Larry Clark is known for his exploitation of young actors, never afraid to show you anything. The nudity is heavy, and whenever the cast is wearing clothes, the camera is always up-close on certain regions. Much of it is pure exploitation, and could; should have been done without. But as Roger Ebert said, only directors that passionate about the subject, should be making this kind of movie.
In order to enjoy Bully, you have to get past all of the gratuitous sex scenes, but that is easier said than done. But there is more good in Bully than evil. Clark does a fascinating job depicting seven young kids try to plot the murder of their friend, in every painful step and detail.
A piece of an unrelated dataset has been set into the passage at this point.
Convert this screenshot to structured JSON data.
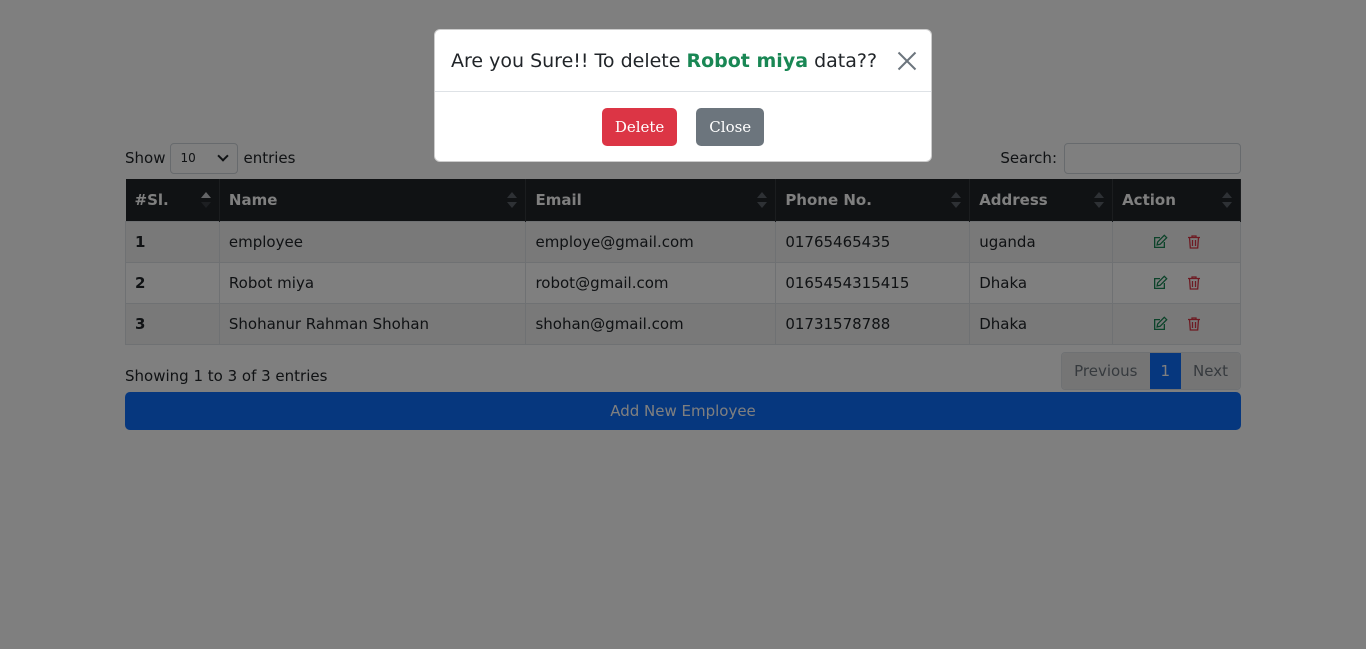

Part of the problem may be that this movie is too real. Hearing the F word in every other sentence, or every sentence depending on whose talking, may just actually be how todayís youth converse with one another. The acting was too realistic, probably because Clark took the time to search city nightclubs for teens to play the roles. Thereís nothing synthetic about the making of Bully. Clark even moved to Hollywood, Florida, and in the exact same suburb where the murder took place.
In Bully, you see it all; the premature planning of the murder, the hiring of a supposed hit man because they need help pulling it off, the murder taking place, the reactions and denials, and the trial. Each step of the movie, (interrupted by scenes of nudity many times) is chillingly explored. Like the high school shootings, these kids go through the same stages. The thoughtless planning, acquiring of the weapons, and talking about the crime after it happens. You get a sense of what the actual kids must have gone through after the crime took place, needing a friend outside of their evil circle to vent to.
Whatís more fascinating, is the way Clark maps the young mind to how he believes it to be true. Itís easy for all of them to admit they were a part of the murder, but nobody admits that he/she was the one to actually end Bobbyís life, the one who actually delivered the fatal blow. If you let yourself become a part of the movie, you can relate to what they all go through. Clark does such a good job, you automatically begin to think what you would do if you were in that situation.
It doesnít make it easier to know that this event truly did happen. If you watch the DVD, you can see the mug shots of the actual people, as well as the reactions of the cast who played them. The movie was shot in the same Pizza-Hut where the real kids planned the murder, and it was filmed on the same beach where the kids went afterwards to come up with their alibis. Yes, that part came after the murder took place, showing how ill-prepared the kids were, and how spontaneous LisaĎs decision was to want Bobby dead.
You canít help but wonder how those kids could convince themselves to pull off the crime. Thereís nothing fantastic about the city they live in. And the parents are innocent, although oblivious to what their children do, they are not bad people. Bobbyís dad is always on him to strive in school. Lisaís mother is always checking up on her, thinking the kids in her bedroom are just playing scrabble, not figuring out the proper way to hold a gun.
While Clark may have not recreated the events completely accurate, as many people who claim to know the real life people say it was not like that, Bully defiantly gives you a new perspective into the minds of those corrupt teens, and how they could pull themselves together to commit such a heinous crime. Gratuity and exploitation aside, Bully was a well made, solid movie. The controversial reaction and uproar that followed its release, proved it.